    Impala is not asking you to embrace a new programming model, set of APIs or even language. Simply leverage your Java and Spring knowledge, but to greater effect.
  5. Spring is great for test driven development in that it helps you manage dependencies better. Impala takes this a step further. The interactive test runner makes writing integration tests - still a pain point with plain Spring development - really easy, hence encouraging test driven development at every level.
  6. Tasks such as reloading configurations, updating application logic, refreshing logging configurations are simple with Impala. Impala leverages Spring's first class JMX support to simplify these tasks.
  7. Impala defines a convention-based project structure which makes sense both in terms of productivity and enterprise Java development best practice.

Monday, January 7, 2008

Spring's Petclinic Sample, Impala style

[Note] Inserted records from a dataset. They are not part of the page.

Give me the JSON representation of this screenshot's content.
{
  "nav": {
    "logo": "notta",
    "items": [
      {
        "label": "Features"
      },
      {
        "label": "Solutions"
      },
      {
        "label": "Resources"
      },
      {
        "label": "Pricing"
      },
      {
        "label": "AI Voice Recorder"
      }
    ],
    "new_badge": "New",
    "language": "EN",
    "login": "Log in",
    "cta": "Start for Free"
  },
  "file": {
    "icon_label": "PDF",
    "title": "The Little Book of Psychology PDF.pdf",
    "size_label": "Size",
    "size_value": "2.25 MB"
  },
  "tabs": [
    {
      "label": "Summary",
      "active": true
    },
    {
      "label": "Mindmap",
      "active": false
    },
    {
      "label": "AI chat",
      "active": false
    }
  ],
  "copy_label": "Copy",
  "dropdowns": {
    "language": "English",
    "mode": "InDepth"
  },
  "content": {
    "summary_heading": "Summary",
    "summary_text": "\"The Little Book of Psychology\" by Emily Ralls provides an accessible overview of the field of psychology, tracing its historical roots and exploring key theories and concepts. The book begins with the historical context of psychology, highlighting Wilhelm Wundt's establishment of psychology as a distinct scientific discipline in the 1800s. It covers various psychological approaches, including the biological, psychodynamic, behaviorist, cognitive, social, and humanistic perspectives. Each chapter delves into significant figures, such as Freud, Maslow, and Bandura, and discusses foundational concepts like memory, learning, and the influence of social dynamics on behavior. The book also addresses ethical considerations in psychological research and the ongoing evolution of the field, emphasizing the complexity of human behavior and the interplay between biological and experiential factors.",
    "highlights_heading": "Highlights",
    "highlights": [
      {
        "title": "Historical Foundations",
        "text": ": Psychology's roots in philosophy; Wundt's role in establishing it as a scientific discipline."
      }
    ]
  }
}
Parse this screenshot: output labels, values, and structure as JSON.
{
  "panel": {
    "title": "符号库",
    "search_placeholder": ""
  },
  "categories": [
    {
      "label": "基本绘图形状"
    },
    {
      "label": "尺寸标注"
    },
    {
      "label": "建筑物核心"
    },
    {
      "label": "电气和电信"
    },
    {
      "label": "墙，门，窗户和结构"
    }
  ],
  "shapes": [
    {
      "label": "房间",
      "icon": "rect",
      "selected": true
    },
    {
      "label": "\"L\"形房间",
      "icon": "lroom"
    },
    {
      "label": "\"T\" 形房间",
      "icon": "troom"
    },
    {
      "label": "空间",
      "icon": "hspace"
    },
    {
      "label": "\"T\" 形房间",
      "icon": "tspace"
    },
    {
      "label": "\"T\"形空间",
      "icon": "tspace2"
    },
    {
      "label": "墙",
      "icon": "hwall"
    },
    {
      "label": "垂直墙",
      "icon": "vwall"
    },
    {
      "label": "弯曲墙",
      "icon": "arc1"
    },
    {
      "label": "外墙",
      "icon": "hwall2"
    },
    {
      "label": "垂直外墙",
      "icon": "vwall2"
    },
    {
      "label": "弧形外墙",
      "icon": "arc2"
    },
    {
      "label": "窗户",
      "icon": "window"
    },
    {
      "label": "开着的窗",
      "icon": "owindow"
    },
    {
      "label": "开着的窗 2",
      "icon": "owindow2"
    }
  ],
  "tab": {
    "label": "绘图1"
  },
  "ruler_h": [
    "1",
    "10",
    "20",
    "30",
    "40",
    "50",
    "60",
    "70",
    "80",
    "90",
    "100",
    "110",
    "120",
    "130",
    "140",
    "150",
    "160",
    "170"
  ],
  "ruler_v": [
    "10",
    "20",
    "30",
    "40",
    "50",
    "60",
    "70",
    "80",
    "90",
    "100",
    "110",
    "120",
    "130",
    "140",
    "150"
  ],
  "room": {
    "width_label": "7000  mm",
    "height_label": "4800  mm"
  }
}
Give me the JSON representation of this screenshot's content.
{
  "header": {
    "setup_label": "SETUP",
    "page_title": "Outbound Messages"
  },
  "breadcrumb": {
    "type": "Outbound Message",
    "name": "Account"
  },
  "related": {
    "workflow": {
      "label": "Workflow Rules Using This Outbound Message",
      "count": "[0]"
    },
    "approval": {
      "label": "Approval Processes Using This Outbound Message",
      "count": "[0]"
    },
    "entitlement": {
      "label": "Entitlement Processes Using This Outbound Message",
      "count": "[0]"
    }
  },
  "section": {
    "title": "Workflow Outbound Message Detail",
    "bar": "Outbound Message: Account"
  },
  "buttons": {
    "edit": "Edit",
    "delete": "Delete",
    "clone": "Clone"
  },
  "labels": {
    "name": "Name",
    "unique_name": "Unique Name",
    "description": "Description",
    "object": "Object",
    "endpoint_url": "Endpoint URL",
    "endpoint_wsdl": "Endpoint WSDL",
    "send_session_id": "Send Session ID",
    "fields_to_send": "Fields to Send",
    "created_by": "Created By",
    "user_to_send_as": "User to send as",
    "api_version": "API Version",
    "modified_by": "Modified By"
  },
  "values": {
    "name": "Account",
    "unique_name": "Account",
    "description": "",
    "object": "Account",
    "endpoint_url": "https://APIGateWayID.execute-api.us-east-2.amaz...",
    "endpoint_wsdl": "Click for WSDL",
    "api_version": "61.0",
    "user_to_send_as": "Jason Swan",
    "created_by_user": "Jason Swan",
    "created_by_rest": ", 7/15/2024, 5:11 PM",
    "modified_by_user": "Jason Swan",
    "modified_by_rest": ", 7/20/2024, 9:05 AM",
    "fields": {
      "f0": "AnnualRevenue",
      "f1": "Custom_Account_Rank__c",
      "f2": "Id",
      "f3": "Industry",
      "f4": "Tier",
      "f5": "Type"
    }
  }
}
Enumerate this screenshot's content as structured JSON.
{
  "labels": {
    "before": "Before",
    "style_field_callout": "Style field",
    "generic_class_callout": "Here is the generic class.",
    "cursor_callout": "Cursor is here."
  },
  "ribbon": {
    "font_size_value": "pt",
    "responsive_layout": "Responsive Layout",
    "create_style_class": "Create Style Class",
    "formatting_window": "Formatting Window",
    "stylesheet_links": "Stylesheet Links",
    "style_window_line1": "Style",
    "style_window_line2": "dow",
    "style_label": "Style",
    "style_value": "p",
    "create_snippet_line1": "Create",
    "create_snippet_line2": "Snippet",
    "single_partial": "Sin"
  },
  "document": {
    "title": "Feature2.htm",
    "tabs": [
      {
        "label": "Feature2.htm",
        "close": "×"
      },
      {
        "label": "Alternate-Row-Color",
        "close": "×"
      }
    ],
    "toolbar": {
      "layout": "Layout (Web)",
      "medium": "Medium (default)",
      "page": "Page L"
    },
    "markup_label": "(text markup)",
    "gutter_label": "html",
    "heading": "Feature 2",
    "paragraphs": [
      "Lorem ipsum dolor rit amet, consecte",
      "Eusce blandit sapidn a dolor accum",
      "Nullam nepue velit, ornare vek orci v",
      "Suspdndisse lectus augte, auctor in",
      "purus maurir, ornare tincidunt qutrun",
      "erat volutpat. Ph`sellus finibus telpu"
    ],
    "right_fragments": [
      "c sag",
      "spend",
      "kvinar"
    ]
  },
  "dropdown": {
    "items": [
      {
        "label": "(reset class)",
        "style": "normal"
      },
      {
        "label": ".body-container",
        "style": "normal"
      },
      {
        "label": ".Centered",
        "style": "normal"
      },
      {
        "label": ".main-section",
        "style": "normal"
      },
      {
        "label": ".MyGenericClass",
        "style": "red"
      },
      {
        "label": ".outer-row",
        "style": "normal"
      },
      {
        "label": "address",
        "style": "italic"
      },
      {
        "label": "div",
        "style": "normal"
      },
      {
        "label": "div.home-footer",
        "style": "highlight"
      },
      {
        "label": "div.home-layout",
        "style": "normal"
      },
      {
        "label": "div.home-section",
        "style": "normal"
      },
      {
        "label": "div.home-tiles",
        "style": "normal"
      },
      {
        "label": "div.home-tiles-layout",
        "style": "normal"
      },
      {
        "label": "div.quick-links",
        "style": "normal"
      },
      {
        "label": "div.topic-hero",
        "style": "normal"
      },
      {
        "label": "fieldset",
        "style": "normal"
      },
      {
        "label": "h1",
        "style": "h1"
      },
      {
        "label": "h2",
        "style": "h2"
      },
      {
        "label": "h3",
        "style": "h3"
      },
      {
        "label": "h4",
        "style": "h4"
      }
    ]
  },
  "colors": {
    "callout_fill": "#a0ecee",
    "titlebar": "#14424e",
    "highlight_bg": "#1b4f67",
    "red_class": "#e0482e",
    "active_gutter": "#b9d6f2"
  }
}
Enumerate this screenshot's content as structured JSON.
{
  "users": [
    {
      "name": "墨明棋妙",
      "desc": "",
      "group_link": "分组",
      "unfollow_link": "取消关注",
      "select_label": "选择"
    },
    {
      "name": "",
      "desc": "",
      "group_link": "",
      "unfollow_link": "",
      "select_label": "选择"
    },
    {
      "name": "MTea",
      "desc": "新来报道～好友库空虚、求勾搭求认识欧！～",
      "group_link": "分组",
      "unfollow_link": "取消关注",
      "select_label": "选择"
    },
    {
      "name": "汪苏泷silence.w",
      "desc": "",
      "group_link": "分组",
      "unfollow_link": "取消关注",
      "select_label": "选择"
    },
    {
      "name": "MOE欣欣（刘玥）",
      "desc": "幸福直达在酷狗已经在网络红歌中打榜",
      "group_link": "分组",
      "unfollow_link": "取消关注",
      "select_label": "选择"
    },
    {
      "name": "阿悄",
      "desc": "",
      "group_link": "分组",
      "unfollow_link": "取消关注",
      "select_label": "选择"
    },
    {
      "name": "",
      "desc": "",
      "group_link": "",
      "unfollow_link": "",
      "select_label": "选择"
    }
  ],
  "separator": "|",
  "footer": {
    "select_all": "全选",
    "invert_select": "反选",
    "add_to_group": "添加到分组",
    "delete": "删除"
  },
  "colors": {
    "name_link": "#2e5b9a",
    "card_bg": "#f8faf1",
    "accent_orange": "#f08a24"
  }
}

I've spent a bit of time converting the Spring Petclinic sample so that it runs with Impala. Petclinic it is actually a showcase for the various Spring data access technologies. I've cut down the Impala Petclinic sample to work with following configuration:
  • data access using Hibernate
  • MySQL database
  • simple service and web tiers
To run the application, follow these steps:
  • svn co petclinic
  • Open Eclipse, with the workspace set to the checkout directory (petclinic)
Now set up the database:
  • First, from petclinic/db, run createDB.txt (as root). This creates the petclinic user
    mysql -u root -p < createDB.txt
  • Then as the petclinic user, insert the tables
    mysql -u petclinic -ppetclinic petclinic < initDB.txt
  • To insert data, run
    mysql -u petclinic -ppetclinic petclinic < populateDB.txt
To run the tests from Eclipse, simply run the main class AllTests as a JUnit test, which is in the project petclinic-tests.

To run up the web application, simply run the main class StartServer, which is in the project petclinic-web. This time, run it as a (main) Java application.

To run up the interactive test runner, run HibernateClinicTest as a Java application. Type u for usage. You can run this class as a standard JUnit test - it's part of the AllTests suite.

Next on my list is to create a sample based on Spring's Petstore sample (originally Clinton Begin's JPetstore application, a sample with a rather long history). This is more interesting, as it is a larger application with a greater variety of components, so should be an interesting showcase for Impala.

Sunday, January 6, 2008

When will Impala be "go public"?

At the moment, there is still no public release of Impala. There have been no announcements on any popular web sites, to the Spring mailing lists or forums, or to any other public forum. This is deliberate. This is not because the necessary features are not present. Most of the functionality needed for a public release is present, and the code is usable and good quality. There is is enough functionality to provide real benefit to a project using Impala.

What still remains is to be absolutely sure that the Impala internal interfaces are correct. For the last few months (yes, literally!), I have been doing extensive refactoring, with the result that I am progressing towards this point. If users come up with a whole new set of requirements and ideas on how it can be used, there should be a clearly defined set of interfaces to build upon.

The first public release of Impala won't be just before going 1.0. However, it will only occur when I have reached the point that I am satisfied that the interfaces are as correct as I can make them, to support extensibility and maintainability moving forward. I think I am quite close. The interfaces are in pretty good working order, and the organisation of the code seems to make good sense.

I need to spend a bit more time working on the interactive test runner, and on deployment issues. Most of the work I've been doing with Impala has been within Eclipse itself. And of course, samples and documentation, although the first public release doesn't need to depend on these.